Lucy Knisley loves food. The daughter of a chef and a gourmet, this talented young cartoonist comes by her obsession honestly. In her forthright, thoughtful, and funny memoir, Lucy traces key episodes in her life thus far, framed by what she was eating at the time and lessons learned about food, cooking, and life.

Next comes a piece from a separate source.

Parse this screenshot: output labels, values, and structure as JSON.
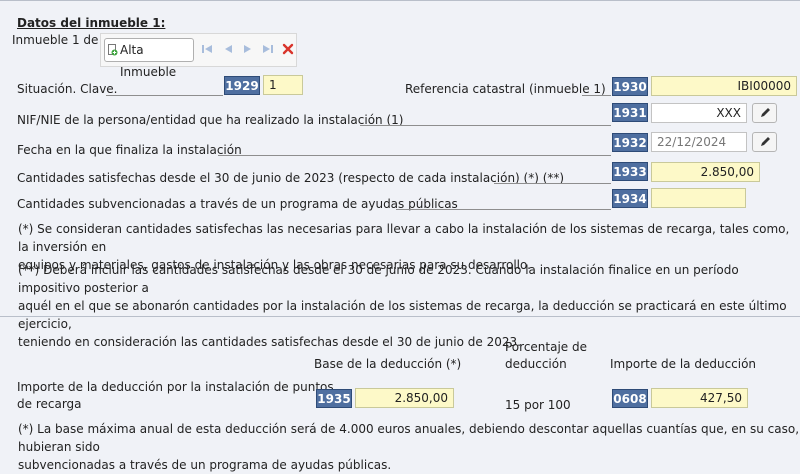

Each chapter is bookended with an illustrated recipe—many of them treasured family dishes, and a few of them Lucy’s original inventions.

A welcome read for anyone who ever felt more passion for a sandwich than is strictly speaking proper, Relish is a book for our time: it invites the reader to celebrate food as a connection to our bodies and a connection to the earth, rather than an enemy, a compulsion, or a consumer product.
If you’ve hung around here for long enough, you’ll know that I’m a massive food geek.  I’ve never quite worked out how to work food in with the book side of things here but if I’m not reading, I’m almost certainly either cooking, thinking about cooking or eating.  One of the main reasons I got into running is that I’m super into food and see almost every occasion as an excuse to scoff but still want to be able to fit into my clothes.  I’m a “foodie”, I guess you could say.  What I am not is well-versed in the world of graphic novels.  
Before this year, I’d never read a graphic novel as an adult.  Maybe not even as a teenager.  Things might have stayed that way had it not been for Relish: My Life in the Kitchen (which we’re now going to refer to as Relish because I’m lazy),  And Hanna, who bought it for me for Christmas.  It wasn’t that I had anything against graphic novels, it’s just that I didn’t really know where to start or whether I’d like them.  It turns out that I do.  Or at least, I liked this one.
The blurb makes it seem a bit like it will be a bit pretentious and ramble on about how we should have a deep connection to our food.  It’s really not.  Relish is adorable.  Lucy Knisley’s love of food is infectious and reading about her experiences and memories felt comforting, somehow.  Maybe because the illustrations make the anecdotes seem more personal than they would if this was a “normal” memoir.  The drawings have an easy and relaxed feeling about them and the writing is warm and funny.  Relish covers Knisley’s relationship with her food-loving parents, pivotal moments in her formative food years and various encounters of the scrumptious kind.  It’s a simple theme but one that I just loved.  I whipped through it in a couple of sittings and could have kept on reading for hours.
Tucked among the tales of perfect croissants and delicious cheeses are recipes and cooking tips.  How to cook mushrooms without them becoming soggy and disgusting, for example, and how to make an indulgent spaghetti carbonara.  I haven’t actually tried any of the recipes so I can’t say whether Knisley’s cookie recipe really will give you the perfect treat but I loved the way that they were written.  The tone is light and chatty and feels a lot like sharing recipes with a fellow food lover.  I can’t wait to get hold of some of Knisley’s travel memoirs and dig into some more of her culinary anecdotes.
Overall:  A perfect segue into the world of graphic novels if you’re in any way into food.  If you’re already a graphic novel aficionado, I don’t know what to tell you other than Relish is a cute, quick read that will leave you hankering for a plate of freshly baked cookies.

Date finished: 20 January 2015
Format:  Paperback
Source:  Gifted from lovely, lovely Hanna
Genre: Graphic novel; non-fiction
Pictured Edition Published:  in April 2013 by Macmillan Children’s Publishing Group